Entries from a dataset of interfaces
Start of Block
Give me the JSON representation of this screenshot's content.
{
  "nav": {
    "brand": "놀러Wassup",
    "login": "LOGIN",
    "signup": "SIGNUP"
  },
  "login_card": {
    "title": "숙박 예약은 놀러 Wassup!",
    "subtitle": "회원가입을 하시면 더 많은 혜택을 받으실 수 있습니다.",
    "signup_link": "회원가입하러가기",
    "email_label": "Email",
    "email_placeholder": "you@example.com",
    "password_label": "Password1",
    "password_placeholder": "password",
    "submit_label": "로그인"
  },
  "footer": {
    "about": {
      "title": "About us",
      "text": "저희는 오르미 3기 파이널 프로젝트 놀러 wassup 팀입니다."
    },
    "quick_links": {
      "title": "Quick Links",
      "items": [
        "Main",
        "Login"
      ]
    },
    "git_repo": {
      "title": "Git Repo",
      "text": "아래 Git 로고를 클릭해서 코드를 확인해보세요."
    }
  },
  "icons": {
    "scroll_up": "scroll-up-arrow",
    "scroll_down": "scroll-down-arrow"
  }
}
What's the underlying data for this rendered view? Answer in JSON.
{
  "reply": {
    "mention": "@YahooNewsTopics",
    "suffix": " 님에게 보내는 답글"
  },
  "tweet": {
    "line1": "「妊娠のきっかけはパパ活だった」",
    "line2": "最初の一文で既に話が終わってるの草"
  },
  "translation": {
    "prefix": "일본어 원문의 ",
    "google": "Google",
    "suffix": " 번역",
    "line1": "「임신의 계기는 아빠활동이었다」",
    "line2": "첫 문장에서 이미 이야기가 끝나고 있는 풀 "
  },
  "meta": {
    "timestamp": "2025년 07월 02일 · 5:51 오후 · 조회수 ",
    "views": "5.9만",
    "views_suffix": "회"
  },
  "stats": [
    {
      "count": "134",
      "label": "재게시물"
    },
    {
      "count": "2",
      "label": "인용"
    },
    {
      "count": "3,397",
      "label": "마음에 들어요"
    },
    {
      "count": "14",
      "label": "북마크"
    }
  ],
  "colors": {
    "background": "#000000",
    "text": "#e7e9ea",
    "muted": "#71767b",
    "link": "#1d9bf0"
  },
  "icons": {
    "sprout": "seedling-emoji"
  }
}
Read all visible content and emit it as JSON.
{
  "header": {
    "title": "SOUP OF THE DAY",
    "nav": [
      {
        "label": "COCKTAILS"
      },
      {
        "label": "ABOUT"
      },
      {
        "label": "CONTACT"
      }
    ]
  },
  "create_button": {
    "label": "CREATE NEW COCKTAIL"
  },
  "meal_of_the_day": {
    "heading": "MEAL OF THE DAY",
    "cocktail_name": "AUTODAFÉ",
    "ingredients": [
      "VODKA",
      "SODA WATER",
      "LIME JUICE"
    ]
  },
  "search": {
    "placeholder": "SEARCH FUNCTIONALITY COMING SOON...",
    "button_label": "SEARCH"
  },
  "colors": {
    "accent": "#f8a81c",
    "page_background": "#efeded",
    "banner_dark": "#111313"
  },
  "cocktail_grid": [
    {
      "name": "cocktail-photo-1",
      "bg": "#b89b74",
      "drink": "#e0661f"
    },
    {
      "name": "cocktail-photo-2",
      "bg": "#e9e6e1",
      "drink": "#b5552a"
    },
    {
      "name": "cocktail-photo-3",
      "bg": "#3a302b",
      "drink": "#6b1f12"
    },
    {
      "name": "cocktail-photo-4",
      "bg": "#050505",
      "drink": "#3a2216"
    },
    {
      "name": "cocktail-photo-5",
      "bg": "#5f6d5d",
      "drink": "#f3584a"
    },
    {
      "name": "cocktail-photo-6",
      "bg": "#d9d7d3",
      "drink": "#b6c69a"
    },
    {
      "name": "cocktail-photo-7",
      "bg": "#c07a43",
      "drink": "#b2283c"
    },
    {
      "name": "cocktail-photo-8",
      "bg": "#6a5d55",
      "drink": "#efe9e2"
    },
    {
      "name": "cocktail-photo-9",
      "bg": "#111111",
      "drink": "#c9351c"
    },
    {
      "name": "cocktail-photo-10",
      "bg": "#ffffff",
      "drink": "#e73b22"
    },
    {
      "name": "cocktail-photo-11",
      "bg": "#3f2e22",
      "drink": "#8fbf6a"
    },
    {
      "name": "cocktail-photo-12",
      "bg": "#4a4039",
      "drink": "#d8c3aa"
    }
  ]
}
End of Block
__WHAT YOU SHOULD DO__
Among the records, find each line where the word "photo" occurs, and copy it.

__RESPONSE__
      "name": "cocktail-photo-1",
      "name": "cocktail-photo-2",
      "name": "cocktail-photo-3",
      "name": "cocktail-photo-4",
      "name": "cocktail-photo-5",
      "name": "cocktail-photo-6",
      "name": "cocktail-photo-7",
      "name": "cocktail-photo-8",
      "name": "cocktail-photo-9",
      "name": "cocktail-photo-10",
      "name": "cocktail-photo-11",
      "name": "cocktail-photo-12",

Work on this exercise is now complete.